TASK OBJECTIVE: Across the entries below, how many lines include the word "side"? Reply with only the number.

INPUT DATA:

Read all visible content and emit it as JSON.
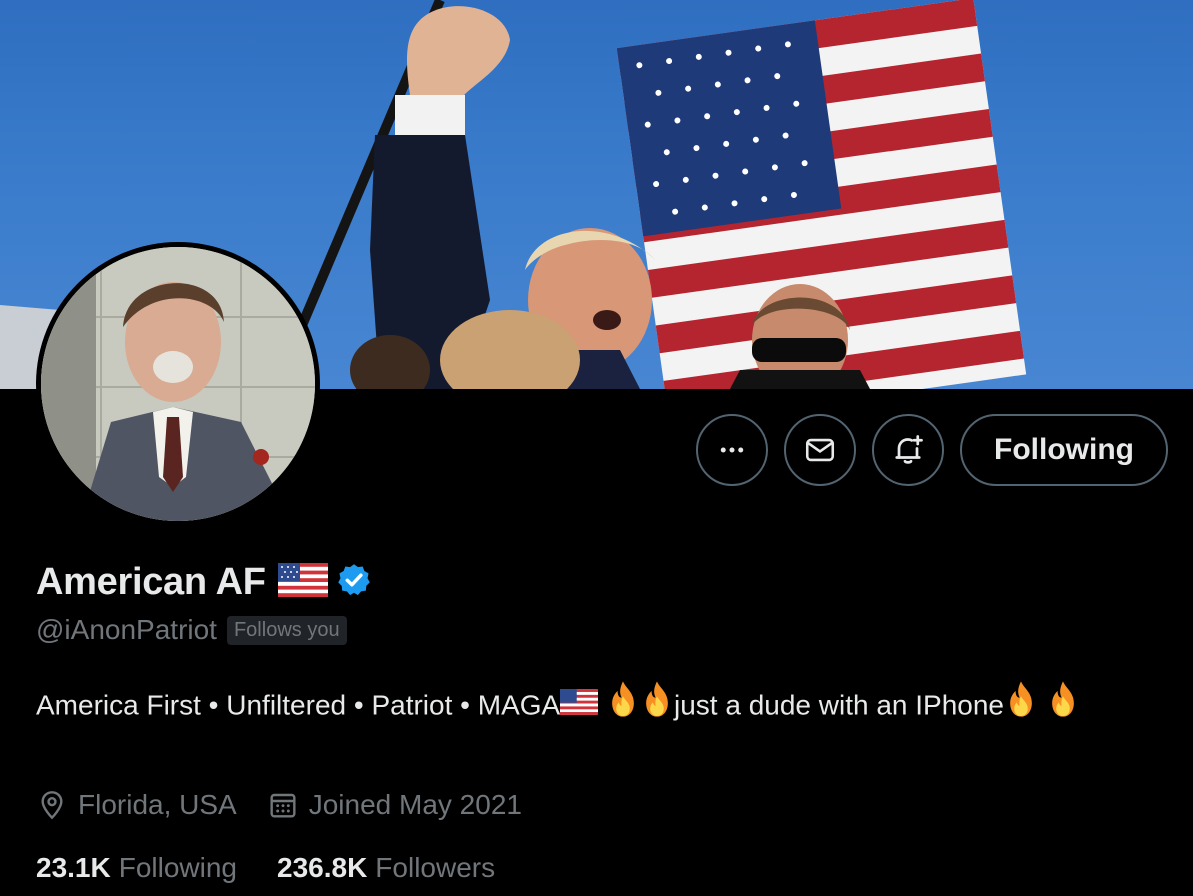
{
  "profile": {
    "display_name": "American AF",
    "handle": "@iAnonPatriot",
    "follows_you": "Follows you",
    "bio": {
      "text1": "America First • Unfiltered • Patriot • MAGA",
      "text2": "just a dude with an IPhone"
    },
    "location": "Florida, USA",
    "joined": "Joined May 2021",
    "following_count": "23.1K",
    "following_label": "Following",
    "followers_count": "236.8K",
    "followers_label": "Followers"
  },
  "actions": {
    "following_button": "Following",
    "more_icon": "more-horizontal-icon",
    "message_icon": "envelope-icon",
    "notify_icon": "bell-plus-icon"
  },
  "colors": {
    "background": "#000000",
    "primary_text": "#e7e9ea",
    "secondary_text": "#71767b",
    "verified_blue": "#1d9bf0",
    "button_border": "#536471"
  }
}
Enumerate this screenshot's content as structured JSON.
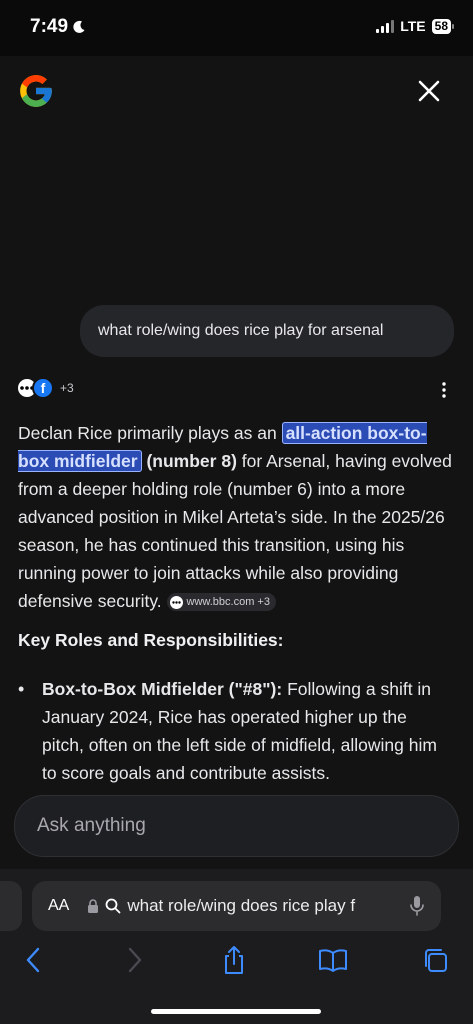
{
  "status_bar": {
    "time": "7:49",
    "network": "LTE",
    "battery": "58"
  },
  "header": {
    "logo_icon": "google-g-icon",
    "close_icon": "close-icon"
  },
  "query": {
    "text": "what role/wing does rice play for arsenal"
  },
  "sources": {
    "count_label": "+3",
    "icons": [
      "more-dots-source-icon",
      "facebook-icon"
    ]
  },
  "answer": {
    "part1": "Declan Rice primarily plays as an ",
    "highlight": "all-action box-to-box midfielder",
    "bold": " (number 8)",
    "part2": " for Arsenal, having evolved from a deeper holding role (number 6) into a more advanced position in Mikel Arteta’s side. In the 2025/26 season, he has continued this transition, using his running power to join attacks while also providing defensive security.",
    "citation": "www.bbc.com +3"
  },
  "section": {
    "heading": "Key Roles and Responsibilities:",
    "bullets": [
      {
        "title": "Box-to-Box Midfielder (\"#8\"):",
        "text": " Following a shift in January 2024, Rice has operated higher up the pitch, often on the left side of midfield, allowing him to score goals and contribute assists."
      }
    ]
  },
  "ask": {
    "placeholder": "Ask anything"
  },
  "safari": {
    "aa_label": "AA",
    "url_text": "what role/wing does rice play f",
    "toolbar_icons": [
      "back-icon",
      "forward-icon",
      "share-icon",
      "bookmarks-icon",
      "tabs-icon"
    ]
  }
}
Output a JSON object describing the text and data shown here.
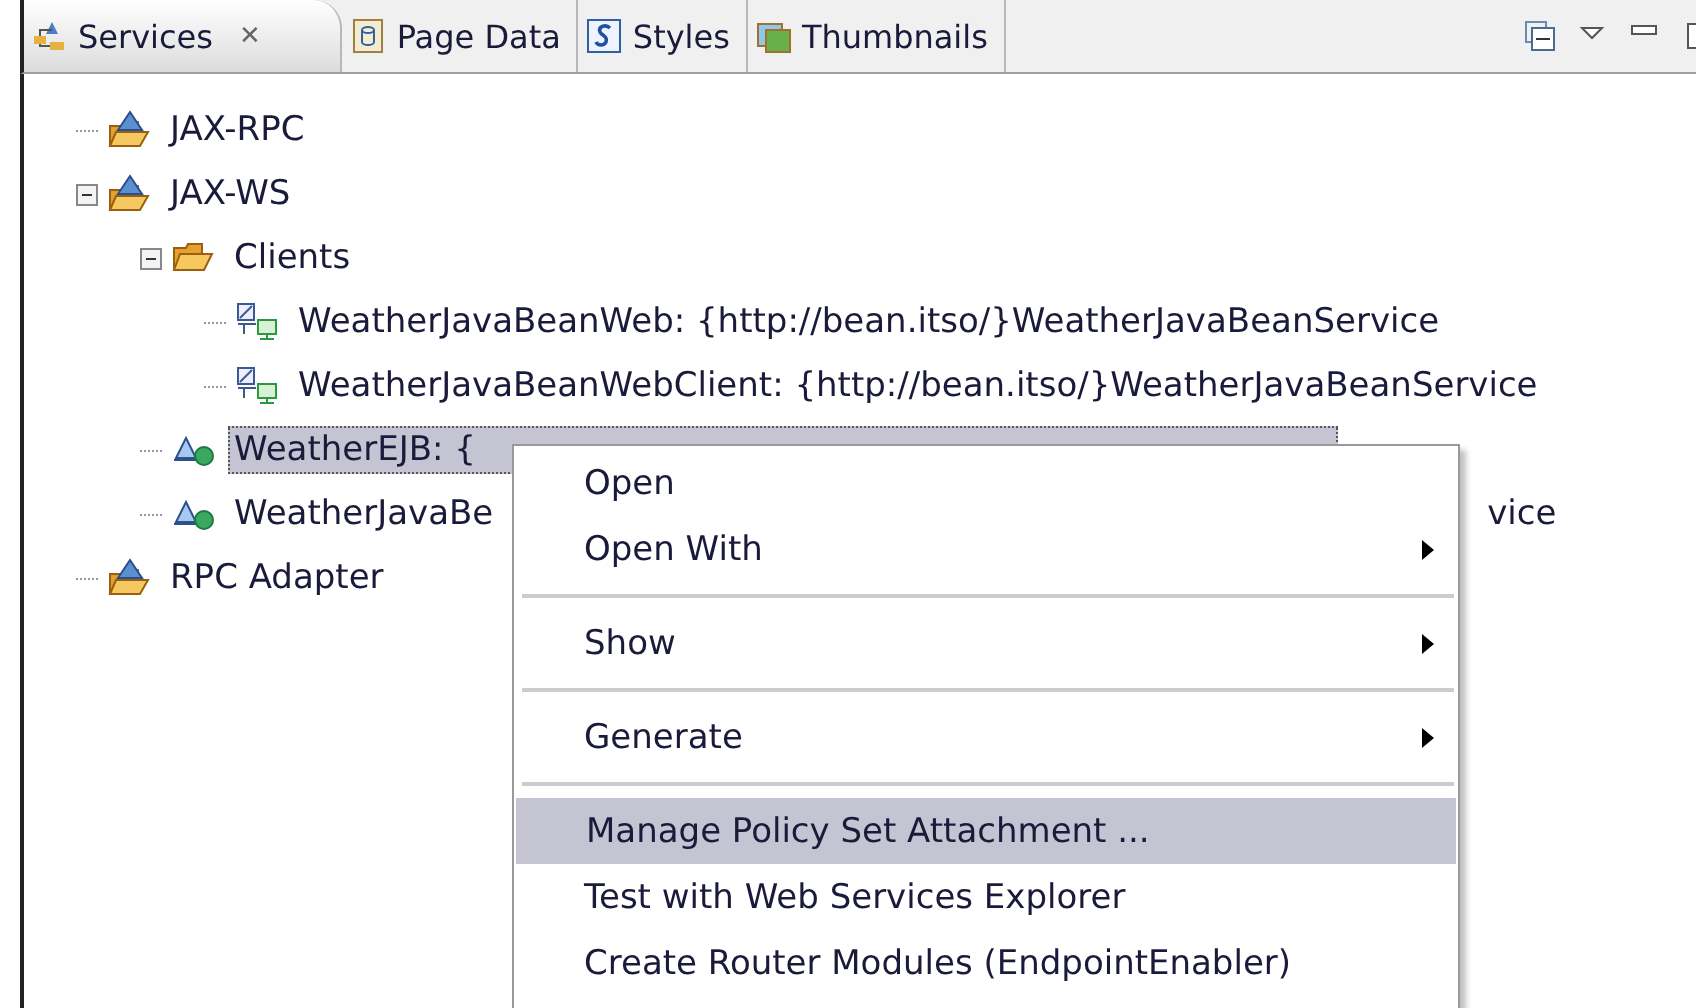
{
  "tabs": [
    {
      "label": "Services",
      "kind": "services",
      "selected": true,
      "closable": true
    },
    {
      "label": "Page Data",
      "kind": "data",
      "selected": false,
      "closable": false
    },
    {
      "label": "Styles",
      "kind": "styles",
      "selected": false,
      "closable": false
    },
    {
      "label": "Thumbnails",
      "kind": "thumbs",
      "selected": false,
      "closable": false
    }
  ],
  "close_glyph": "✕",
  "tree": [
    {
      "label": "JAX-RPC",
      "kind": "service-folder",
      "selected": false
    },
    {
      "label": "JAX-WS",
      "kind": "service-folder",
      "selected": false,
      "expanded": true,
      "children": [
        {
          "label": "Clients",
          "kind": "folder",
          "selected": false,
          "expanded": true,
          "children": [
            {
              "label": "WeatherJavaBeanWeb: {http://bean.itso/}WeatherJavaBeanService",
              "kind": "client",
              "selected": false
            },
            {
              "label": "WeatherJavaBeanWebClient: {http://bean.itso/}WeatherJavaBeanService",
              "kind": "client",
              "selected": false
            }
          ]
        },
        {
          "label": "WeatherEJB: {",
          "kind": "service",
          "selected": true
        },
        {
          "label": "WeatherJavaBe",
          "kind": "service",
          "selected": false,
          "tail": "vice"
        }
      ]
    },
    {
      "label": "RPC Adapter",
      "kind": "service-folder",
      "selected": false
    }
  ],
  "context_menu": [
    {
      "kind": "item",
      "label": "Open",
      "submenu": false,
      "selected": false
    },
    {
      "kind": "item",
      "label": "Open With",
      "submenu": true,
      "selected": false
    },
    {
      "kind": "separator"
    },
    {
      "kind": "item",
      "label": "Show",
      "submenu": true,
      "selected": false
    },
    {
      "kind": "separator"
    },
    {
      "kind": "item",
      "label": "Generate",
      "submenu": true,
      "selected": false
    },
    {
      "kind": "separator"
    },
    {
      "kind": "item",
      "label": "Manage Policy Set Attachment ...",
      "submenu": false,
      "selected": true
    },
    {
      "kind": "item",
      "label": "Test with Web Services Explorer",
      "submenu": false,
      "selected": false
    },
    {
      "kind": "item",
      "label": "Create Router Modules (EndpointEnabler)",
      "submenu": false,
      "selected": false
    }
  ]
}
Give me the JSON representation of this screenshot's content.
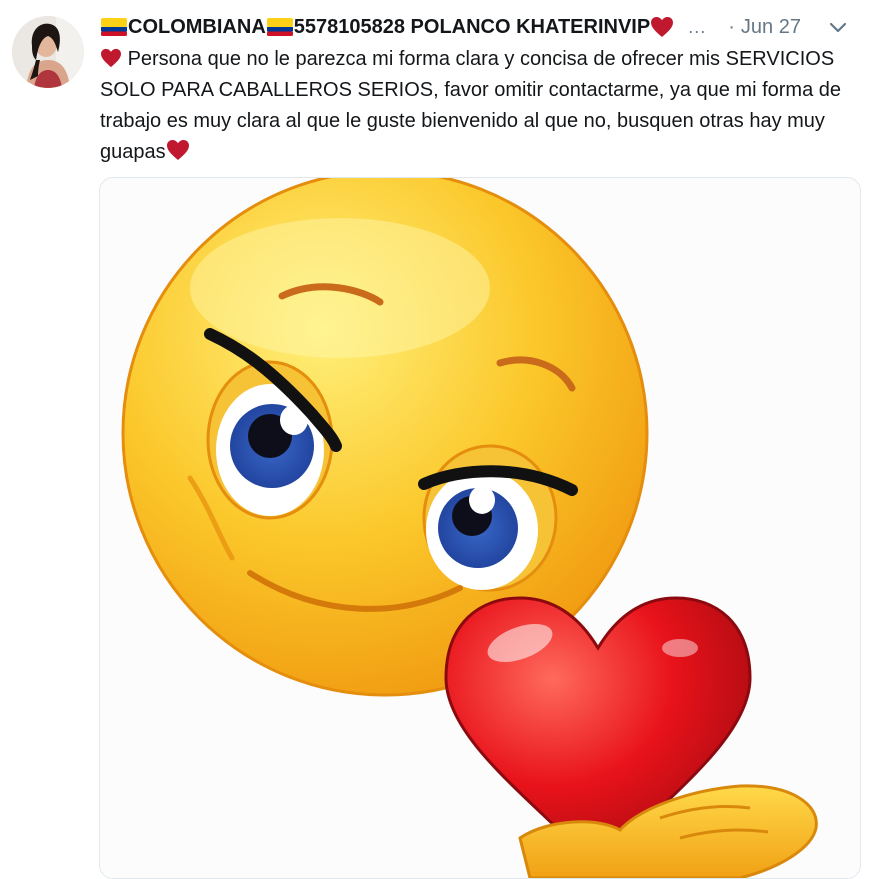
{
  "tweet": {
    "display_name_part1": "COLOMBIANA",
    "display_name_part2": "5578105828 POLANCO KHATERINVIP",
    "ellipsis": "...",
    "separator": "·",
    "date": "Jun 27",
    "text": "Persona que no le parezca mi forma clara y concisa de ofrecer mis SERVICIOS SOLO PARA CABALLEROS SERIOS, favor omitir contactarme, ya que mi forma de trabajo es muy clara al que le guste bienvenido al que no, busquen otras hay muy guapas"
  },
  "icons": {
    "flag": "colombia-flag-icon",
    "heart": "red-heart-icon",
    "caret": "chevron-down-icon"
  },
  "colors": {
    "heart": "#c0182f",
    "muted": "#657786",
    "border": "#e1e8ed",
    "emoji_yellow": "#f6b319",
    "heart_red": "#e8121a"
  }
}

COMPLETED EXERCISE: 2